Whether the issue is cyberbullying, plagiarism or simply a shared desire to teach our children the best way to use technology, most schools are incorporating some form of “digital literacy” in their curriculum. But what is the best way to do this? Which programs have a lasting impact on the children, helping them gain new skills and understanding that translates into safe, kinder, more effective online behaviors? Before we select a speaker for a one-time assembly, distribute fliers and literature to parents or recommend filters, it’s important we have good data on which programs work best.
It is possible that the program your school uses may not have been rigorously tested. Ideally, the method and materials should be evaluated for maximum effectiveness. You’d want to test the teachers and the students before implementing the program to get a baseline of everyone’s knowledge of the issue and ability to use safe online techniques. For example, you might test to see if students know how to create a good password, why it’s important and ask how many are using different passwords for each online account. The educational component would then include a module on account security, describe how hackers might access an account without your permission, help the students create complex and unique passwords, even show how a password manager works. Lastly, you’d want to test again, perhaps a few months later, to see if there was a lasting change in students’ password use, as a result of the teaching module.

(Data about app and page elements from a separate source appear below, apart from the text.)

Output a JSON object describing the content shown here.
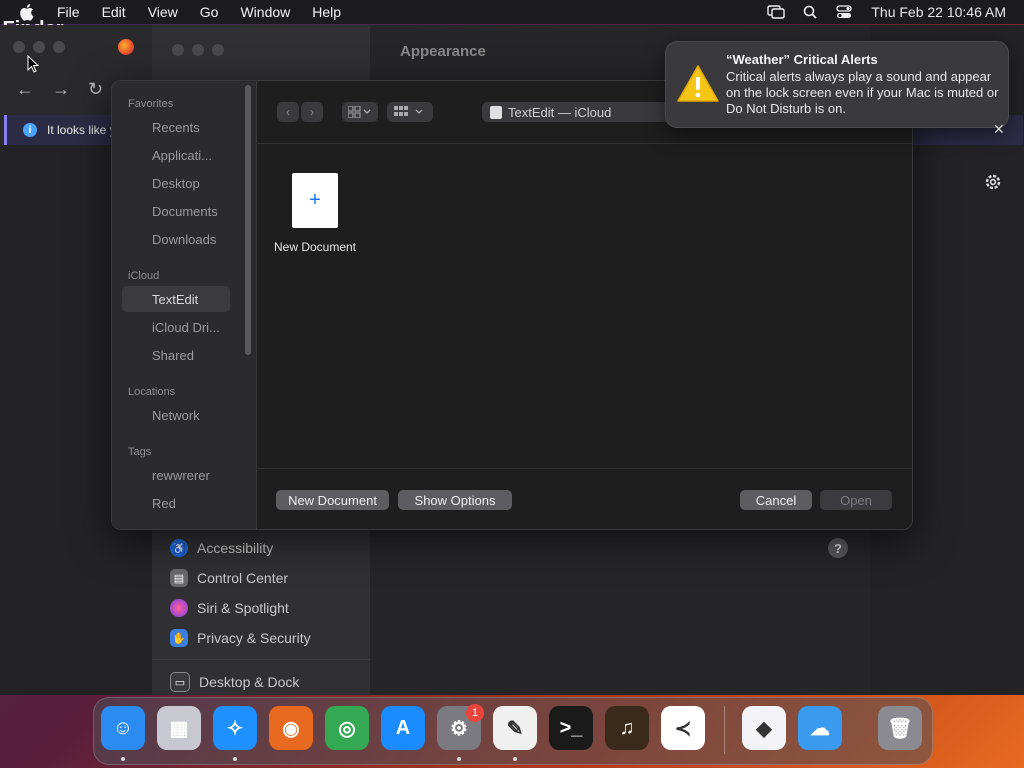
{
  "menubar": {
    "app_name": "Finder",
    "items": [
      "File",
      "Edit",
      "View",
      "Go",
      "Window",
      "Help"
    ],
    "clock": "Thu Feb 22  10:46 AM"
  },
  "browser": {
    "info_text": "It looks like y"
  },
  "settings": {
    "title": "Appearance",
    "items": [
      {
        "label": "Accessibility",
        "color": "#1a6fe0"
      },
      {
        "label": "Control Center",
        "color": "#6a6a6c"
      },
      {
        "label": "Siri & Spotlight",
        "color": "#c03fd0"
      },
      {
        "label": "Privacy & Security",
        "color": "#3a7fe0"
      },
      {
        "label": "Desktop & Dock",
        "color": "#3a3a3c"
      }
    ],
    "help": "?"
  },
  "dialog": {
    "sidebar": {
      "favorites_header": "Favorites",
      "favorites": [
        "Recents",
        "Applicati...",
        "Desktop",
        "Documents",
        "Downloads"
      ],
      "icloud_header": "iCloud",
      "icloud": [
        "TextEdit",
        "iCloud Dri...",
        "Shared"
      ],
      "locations_header": "Locations",
      "locations": [
        "Network"
      ],
      "tags_header": "Tags",
      "tags": [
        "rewwrerer",
        "Red"
      ]
    },
    "path": "TextEdit — iCloud",
    "document": {
      "icon": "+",
      "label": "New Document"
    },
    "buttons": {
      "new_document": "New Document",
      "show_options": "Show Options",
      "cancel": "Cancel",
      "open": "Open"
    }
  },
  "notification": {
    "title": "“Weather” Critical Alerts",
    "body": "Critical alerts always play a sound and appear on the lock screen even if your Mac is muted or Do Not Disturb is on."
  },
  "dock": {
    "apps": [
      {
        "name": "finder-icon",
        "color": "#2a8cf0",
        "glyph": "☺"
      },
      {
        "name": "launchpad-icon",
        "color": "#c8c8d0",
        "glyph": "▦"
      },
      {
        "name": "safari-icon",
        "color": "#1e90ff",
        "glyph": "✧"
      },
      {
        "name": "firefox-icon",
        "color": "#e86a20",
        "glyph": "◉"
      },
      {
        "name": "chrome-icon",
        "color": "#34a853",
        "glyph": "◎"
      },
      {
        "name": "app-store-icon",
        "color": "#1a8cff",
        "glyph": "A"
      },
      {
        "name": "system-settings-icon",
        "color": "#7a7a80",
        "glyph": "⚙"
      },
      {
        "name": "textedit-icon",
        "color": "#f0f0f0",
        "glyph": "✎"
      },
      {
        "name": "terminal-icon",
        "color": "#1a1a1a",
        "glyph": ">_"
      },
      {
        "name": "garageband-icon",
        "color": "#3a2a1a",
        "glyph": "♫"
      },
      {
        "name": "vscode-icon",
        "color": "#ffffff",
        "glyph": "≺"
      },
      {
        "name": "visual-studio-icon",
        "color": "#f4f4f8",
        "glyph": "◆"
      },
      {
        "name": "weather-icon",
        "color": "#3a9af0",
        "glyph": "☁"
      },
      {
        "name": "trash-icon",
        "color": "#8a8a90",
        "glyph": "🗑"
      }
    ],
    "settings_badge": "1"
  }
}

For these reasons, I’m very excited to share news about a pilot program just launched in the state of Victoria in Australia. The “Growing Up Digital” initiative is the shared project of CyberSafeKids, Common Sense Media and the Victorian Department of Education. Symantec is a proud sponsor of the initiative. Beginning with just 10 schools (including public, private and religious), the program includes a curriculum designed to work in schools from kindergarten through grade 12. The program works as an overlay, to be included in the regular teaching and covers eight key categories: Internet safety, digital footprints and reputation, privacy and security, relationships and communication, info literacy, cyber-bullying, and creative credit and copyright.
Robyn Treyvaud, the founder of CyberSafeKids, said, “Young people have the right and responsibility to feel and be safe in both online and offline spaces. This includes physical, psychological, and content safety as well as a growing awareness of responsibility to self and others in all they do and say. We want to help empower communities to become conscientious digital citizens, and have observed that schools implementing the Common Sense Media program have found the values that underpin it resonate with the values, beliefs and attitudes of their school community.”
Digital literacy is a key element of the so-called “digital citizen”. If you are literate in the online space, you understand how to use the information found online, how to vet sources, how to choose online trading partners, etc. The terminology may be a little awkward and it’s likely completely without meaning to the average 10-year old, but the goal is to develop responsible, ethical, safe and respectful online citizens. We want to teach our young people what it means to be a responsible citizen, both online and off. Teachers need appropriate and tested training to implant these values within the school curriculum. The Growing Up Digital pilot includes rigorous testing to validate the curriculum model. The feedback the project managers will get from the teachers, parents and children in the pilot will help determine the final shape the curriculum will take.